| ACTION ITEM |
Please copy every line of the records below that holds the word "winver".

| DATA PROVIDED |

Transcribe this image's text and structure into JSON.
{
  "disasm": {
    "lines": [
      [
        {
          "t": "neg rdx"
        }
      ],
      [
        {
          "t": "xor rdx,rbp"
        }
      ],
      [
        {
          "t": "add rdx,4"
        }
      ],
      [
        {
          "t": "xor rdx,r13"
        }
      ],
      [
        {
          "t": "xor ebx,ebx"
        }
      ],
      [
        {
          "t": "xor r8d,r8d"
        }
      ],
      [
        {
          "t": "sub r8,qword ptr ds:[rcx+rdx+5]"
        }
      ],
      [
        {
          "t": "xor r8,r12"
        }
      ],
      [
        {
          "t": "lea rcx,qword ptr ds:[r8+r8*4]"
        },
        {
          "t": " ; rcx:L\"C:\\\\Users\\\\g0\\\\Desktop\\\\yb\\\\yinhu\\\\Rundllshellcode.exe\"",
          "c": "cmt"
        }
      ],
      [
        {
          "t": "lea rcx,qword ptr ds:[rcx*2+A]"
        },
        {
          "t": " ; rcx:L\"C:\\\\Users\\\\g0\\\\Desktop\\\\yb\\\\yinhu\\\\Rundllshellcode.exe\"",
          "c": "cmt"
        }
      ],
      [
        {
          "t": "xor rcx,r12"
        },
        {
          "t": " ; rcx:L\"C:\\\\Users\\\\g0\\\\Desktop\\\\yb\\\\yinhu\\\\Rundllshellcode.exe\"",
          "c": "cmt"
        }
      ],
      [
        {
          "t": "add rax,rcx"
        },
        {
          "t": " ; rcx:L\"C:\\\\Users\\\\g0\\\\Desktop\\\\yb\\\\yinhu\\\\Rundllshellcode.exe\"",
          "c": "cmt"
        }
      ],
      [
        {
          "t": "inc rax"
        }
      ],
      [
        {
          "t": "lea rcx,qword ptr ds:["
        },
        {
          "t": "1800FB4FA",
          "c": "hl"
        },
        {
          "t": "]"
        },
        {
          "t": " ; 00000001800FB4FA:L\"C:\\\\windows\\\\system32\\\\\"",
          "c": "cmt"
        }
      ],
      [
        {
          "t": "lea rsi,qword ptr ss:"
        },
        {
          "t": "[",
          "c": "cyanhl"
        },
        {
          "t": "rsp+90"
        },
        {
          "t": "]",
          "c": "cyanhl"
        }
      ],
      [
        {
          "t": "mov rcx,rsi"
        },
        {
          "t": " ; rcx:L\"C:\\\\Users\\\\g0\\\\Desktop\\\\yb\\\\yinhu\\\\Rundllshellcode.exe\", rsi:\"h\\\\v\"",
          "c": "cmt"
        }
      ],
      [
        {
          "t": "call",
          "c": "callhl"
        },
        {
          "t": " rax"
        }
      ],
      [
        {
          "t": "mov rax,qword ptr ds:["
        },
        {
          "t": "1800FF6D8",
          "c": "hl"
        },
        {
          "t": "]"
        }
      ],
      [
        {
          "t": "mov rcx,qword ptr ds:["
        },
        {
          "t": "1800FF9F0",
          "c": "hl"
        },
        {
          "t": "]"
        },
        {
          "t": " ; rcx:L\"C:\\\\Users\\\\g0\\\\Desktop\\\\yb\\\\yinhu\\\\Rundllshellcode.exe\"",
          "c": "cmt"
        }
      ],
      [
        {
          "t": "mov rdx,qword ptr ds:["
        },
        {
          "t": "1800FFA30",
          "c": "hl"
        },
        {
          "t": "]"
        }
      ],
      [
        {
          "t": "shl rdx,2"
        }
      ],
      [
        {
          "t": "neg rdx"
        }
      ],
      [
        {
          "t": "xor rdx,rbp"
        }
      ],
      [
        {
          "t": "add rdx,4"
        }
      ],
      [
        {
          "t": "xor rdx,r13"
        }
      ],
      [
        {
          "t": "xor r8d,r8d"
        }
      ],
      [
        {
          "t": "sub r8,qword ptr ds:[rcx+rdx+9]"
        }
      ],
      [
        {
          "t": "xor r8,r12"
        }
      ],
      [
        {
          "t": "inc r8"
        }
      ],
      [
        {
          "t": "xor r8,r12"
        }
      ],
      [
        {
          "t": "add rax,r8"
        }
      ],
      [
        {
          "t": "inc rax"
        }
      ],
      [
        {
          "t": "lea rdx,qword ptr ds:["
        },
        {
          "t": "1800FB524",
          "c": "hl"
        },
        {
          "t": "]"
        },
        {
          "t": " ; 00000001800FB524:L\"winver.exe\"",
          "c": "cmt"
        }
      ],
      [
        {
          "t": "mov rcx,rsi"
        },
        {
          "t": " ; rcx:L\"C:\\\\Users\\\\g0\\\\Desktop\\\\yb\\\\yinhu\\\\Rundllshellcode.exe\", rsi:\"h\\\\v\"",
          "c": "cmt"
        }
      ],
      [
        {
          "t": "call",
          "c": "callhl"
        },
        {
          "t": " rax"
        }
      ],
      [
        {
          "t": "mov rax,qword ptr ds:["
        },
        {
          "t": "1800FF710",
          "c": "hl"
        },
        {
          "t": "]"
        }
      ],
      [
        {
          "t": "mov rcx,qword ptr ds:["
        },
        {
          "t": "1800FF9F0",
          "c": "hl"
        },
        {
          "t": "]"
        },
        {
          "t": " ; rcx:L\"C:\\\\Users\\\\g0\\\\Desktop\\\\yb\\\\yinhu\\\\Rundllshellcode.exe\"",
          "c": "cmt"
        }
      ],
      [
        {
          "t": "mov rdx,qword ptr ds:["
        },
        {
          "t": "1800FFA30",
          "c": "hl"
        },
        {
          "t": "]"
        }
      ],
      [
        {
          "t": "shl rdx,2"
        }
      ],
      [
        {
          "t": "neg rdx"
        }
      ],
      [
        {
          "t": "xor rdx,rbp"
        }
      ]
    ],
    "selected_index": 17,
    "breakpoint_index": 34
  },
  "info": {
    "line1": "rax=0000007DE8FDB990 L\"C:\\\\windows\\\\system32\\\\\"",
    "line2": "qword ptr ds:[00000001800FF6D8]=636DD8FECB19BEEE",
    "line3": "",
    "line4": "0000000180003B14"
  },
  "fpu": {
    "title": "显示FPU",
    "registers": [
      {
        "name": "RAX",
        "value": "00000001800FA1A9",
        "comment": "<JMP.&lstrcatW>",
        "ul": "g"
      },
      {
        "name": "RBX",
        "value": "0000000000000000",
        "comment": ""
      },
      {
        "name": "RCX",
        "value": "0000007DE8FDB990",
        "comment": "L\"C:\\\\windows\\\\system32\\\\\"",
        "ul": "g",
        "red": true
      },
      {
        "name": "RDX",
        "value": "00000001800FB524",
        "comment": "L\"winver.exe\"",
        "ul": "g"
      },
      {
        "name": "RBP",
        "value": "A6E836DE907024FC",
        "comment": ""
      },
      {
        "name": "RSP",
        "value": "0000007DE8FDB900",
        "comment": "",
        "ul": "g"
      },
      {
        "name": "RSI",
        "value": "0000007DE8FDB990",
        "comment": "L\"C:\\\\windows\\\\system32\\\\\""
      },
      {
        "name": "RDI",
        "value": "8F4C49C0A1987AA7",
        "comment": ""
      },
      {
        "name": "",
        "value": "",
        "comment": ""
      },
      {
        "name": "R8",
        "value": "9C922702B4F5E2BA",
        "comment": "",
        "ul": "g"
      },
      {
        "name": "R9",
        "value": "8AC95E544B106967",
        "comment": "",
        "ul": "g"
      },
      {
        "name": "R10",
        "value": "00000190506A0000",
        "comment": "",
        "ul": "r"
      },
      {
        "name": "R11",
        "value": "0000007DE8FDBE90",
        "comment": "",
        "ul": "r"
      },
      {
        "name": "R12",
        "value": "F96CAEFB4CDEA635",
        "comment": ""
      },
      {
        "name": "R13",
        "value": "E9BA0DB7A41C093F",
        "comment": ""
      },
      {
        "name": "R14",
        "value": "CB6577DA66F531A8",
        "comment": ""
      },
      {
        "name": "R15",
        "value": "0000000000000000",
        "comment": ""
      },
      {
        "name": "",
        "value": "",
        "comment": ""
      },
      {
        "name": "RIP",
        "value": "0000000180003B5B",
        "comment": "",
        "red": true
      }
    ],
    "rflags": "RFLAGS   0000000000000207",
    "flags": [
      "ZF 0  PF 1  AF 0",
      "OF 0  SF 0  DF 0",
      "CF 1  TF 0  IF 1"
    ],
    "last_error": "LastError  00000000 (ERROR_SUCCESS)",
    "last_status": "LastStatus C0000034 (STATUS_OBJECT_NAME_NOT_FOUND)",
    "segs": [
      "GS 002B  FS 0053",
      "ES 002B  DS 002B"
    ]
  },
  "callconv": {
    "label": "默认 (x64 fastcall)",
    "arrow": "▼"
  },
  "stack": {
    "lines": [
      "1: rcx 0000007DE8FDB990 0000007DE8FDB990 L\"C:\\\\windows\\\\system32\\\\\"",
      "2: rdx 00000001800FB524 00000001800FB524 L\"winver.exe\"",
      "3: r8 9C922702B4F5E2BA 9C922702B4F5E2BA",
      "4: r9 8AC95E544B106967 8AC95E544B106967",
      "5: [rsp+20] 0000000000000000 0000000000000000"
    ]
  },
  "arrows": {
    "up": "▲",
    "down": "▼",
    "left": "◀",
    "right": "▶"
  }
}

| ANSWER |
          "t": " ; 00000001800FB524:L\"winver.exe\"",
        "comment": "L\"winver.exe\"",
      "2: rdx 00000001800FB524 00000001800FB524 L\"winver.exe\"",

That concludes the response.